Well, I wasn’t the winner

I arrived in Pelzer around one o’clock.  It was nice to get there early so I wasn’t rushing around trying to get ready.  Turns out I had more time that I thought I would.  Our race didn’t get started until more that 30 minutes after the announced start time.

It was soooooo hot.  I had started warming up after checking in and then learned that the race was delayed.  I didn’t want to keep riding around in that heat, so I went and found some shade and tried to stay as cool as I could.  Finally, they called us to the line.

We started off in the neutral zone.  I heard Jimmy Helms yell, “Ride smart, Jonathan!”  I was determined to do exactly that.

I started right up on the start line.  It took nearly the entire neutral zone to get my left shoe clicked in.  I’ve been having some trouble with it lately.  Thankfully, I got hooked up before we started picking up the pace.

The first lap was pretty uneventful.  I kept making sure I stayed in the top ten.  I would do this by riding up near the front until I noticed the front riders starting to get antsy.  I would then allow a rider or two to come around me and I would ride their wheels up past the guys falling off the front.  Doing this, I avoided doing any pulling on the first lap.

I came across the line in fifth place as we started our second and final lap.  Only about 37 minutes to go.  The pace picked up and I noticed some much stronger riders moving to the front.  I couldn’t play my little game as much this time.  I just tried to cover any large number of riders trying to break away.

It wasn’t a large group that ultimately messed me up.  I was near the front and watched two riders go off the front.  One guy looked like he was a pretty fit.  The other guy, to put it simply, was a pretty stocky, older looking guy.  It has been kind of fun riding around guys I knew.  I have ridden with them enough to know who I could let go or who I needed to watch.  However, when it came to these guys, I was in the dark.

I was at the mercy of the field at this point.  I kept myself from trying to chase them down.  I sat in the field watching the two riders sometimes 1000 meters in front of us.  They never really got out of our view, but we never seemed to bring them back.  They were doing a good job.

On the rolling hills of the back side of the course, I thought for sure we would catch them.  Indeed, the gap shrank, but again, we could not come up to them.  We simply could not get organized.  A couple of times a pace line formed, but it went away just as soon as it formed.  It was like everyone was wanting to race for third.

What I was thinking was, “I will not go out there and then have people tell me, ‘There you go again!'”  I wanted to go, but knew I would probably regret it.  I kept trying to go with riders that I thought would try to close the gap, but again and again they just fell apart.

On Dunklin we caught the Cat 5 -34 riders.  They neutralized their race and allowed us to go around.  This allowed the two breakaway riders to get even more distance on us.  We turned right and me and two other riders began to chase in more earnest.  We didn’t have much more time before it would be the moment to turn onto the final climb to the finish.

Just as we neared the left turn to the finish we really started to close.  It was a climb and I saw them start to push it.  I had the choice to try to climb up to them or ease up.  I made the decision to ease up.  At that point with the heat, I was afraid that I would use my last bullet and then end up losing multiple spots.  I still held out hope that the two riders ahead would crack.

I eased up and three riders went around me.  I settled in behind them and set my pace.  There is a spot on the climb when you go over a hill and up ahead you see the 500 meter sign.  I was in a small group at that point.  I moved around them and when I hit the 500 meter mark I started to drop the riders who had passed me earlier.  At three hundred meters I could see the two riders up front and I again picked up the pace.

At two hundred meters I went into a full sprint.  It was actually kind of fun to watch the nearest guy to me just deflate when I started to sprint.
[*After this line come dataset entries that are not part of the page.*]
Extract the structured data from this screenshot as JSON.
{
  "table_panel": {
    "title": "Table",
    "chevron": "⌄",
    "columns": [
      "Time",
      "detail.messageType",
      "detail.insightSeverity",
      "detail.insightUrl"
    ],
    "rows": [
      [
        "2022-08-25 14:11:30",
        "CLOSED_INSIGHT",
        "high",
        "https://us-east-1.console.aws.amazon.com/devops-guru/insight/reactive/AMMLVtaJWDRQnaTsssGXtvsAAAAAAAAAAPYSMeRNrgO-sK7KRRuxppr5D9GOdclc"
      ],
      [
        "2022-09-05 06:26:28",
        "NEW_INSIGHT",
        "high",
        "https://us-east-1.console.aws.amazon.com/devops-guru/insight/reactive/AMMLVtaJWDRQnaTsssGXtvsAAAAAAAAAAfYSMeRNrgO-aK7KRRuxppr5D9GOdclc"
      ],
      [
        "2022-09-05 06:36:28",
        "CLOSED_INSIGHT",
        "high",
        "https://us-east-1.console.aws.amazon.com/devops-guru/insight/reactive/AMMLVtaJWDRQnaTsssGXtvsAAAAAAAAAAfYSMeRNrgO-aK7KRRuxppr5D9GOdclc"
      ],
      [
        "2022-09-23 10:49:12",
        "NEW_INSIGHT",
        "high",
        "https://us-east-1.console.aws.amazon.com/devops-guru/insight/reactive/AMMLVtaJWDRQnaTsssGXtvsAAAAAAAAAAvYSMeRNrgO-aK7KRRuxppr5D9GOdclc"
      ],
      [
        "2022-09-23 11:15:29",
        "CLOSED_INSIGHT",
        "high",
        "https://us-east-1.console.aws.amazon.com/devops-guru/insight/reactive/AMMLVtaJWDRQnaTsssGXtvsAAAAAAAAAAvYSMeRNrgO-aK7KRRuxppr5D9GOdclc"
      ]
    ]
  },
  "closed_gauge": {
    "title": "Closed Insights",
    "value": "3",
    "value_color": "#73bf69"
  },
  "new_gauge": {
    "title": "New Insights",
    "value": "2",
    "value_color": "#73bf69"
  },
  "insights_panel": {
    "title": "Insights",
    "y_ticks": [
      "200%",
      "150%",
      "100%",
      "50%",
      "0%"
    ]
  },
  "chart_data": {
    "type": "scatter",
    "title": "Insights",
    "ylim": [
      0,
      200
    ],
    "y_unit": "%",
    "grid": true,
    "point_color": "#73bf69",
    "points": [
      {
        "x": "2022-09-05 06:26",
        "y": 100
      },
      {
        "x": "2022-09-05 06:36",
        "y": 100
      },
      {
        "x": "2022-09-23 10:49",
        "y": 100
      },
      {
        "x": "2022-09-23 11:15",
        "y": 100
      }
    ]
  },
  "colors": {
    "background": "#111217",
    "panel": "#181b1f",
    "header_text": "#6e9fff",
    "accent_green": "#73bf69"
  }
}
I was shocked at the power I still had in my legs.  When I launched I left the other guys in the dust, BUT I didn’t catch the guys ahead of me.  They did a great job and got what they deserved.

Talking with the winner afterwards, I learned he was a tri-athlete and time trials racer for the last eight years.  That would explain his ability to go off the front and stay there.  The other guy was just stout!  I don’t mean in stature, but in endurance.  He did a great job staying with the winner.  The two of them worked as a team while the field couldn’t do anything to counter them.  Good job, guys.  You deserved it.

So, that was that… I got a third place finish trying to chase down the winners.  Of course, I second guess myself as to what I could have done better.  What if I had gone with them when they first separated?  What if I had made the decision to chase them on that final climb before the finish?

I really, really wanted to win that race.  Well, there is always the BMW Summer Series… and the downtown race in October.

Thanks for reading.